After searching thought on the matter we have concluded, for reasons which will appear hereinafter, that the only significant and practicable criterion for the purpose under discussion is a reasonable financial threshold for expenditures of such groups or organizations.
Defendant-intervenor Common Cause argues that plaintiffs' cause of action should be barred for failure to prove injury by the statute. Plaintiffs admit that they are not injured, but they claim the right to advance the claim of overbreadth of the statute in respect of its effect on the First Amendment rights of others, the so-called single issue- ad hoc groups, who they assert are injured. Anderson v. Sills , 56 N.J. 210, 220 (1970); Broadrick v. Oklahoma , 413 U.S. 601, 611-612, 93 S. Ct. 2908, 37 L. Ed. 2d 830 (1973). Defendant argues that the claimed inimical effect on the rights of the small groups is not shown to rest on more than speculation or surmise, citing Anderson v. Sills, supra , where the injury asserted by the plaintiffs was described by the court as "a mere abstraction.' 56 N.J. at 226. See also Bigelow v. Virginia , 421 U.S. 809, 817, 95 S. Ct. 2222, 44 L. Ed. 2d 600 (1975); Laird v. Tatum , 408 U.S. 1, 13-14, 92 S. Ct. 2318, 2326, 33 L. Ed. 2d 154 (1972) (requiring more than "allegations of a subjective 'chill," i.e. , "a claim of specific present objective harm or a threat of specific future harm'; and California Bankers v. Shultz , 416 U.S. 21, 94 S. Ct. 1494, 39 L. Ed. 2d 812 (1974).

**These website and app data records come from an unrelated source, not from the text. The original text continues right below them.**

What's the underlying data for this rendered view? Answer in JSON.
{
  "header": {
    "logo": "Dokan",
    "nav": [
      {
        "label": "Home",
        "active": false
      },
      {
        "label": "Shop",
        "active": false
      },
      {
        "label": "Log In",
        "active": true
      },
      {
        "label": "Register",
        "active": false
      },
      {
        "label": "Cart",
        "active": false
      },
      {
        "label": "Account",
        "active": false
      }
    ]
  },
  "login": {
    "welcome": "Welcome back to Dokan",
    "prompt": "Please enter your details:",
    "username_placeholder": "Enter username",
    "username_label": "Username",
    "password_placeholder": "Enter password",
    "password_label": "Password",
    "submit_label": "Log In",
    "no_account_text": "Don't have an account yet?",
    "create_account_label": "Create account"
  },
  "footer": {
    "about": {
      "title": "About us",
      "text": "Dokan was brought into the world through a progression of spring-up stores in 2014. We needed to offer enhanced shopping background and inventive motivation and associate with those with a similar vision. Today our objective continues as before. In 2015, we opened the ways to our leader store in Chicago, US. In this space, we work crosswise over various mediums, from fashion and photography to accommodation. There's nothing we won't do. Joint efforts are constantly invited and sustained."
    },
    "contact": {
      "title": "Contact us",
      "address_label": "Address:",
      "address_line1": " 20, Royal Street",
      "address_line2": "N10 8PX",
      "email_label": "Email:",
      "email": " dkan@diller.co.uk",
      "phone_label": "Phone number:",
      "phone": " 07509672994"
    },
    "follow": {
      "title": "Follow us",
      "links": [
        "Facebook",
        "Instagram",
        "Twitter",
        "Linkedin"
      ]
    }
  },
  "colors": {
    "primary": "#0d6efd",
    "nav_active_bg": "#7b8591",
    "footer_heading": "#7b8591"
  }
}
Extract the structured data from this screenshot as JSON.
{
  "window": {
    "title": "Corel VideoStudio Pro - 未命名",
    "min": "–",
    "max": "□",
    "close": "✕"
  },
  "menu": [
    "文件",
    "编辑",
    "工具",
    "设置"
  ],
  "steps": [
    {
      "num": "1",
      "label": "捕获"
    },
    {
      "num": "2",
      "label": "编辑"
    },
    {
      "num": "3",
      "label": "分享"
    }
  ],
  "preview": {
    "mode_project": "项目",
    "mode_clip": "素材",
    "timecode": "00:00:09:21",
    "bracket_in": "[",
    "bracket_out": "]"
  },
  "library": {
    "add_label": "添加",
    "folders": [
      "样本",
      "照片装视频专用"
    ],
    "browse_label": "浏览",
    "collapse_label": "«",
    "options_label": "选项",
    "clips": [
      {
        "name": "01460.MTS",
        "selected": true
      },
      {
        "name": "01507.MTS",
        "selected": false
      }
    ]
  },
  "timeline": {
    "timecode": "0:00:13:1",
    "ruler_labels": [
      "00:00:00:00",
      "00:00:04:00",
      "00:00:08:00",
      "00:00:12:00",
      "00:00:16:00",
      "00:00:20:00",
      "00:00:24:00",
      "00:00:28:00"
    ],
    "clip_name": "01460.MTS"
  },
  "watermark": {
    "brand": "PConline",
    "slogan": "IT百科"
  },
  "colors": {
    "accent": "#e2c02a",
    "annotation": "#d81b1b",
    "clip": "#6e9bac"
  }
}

Plaintiffs' proofs in this regard at the trial were that over any period of time there arise a multitude of small, informal and generally temporary groups, seeking to influence specific legislation, which keep no books, records or regular bank accounts. Some of plaintiffs' witnesses, present or former legislators, expressed the opinion that upon learning that the statute applied to them, members of such groups would be inhibited or discouraged from such activity. It seems obvious that the extent of such discouragement is not calculable in advance of some experience under the act. Much would depend upon the ...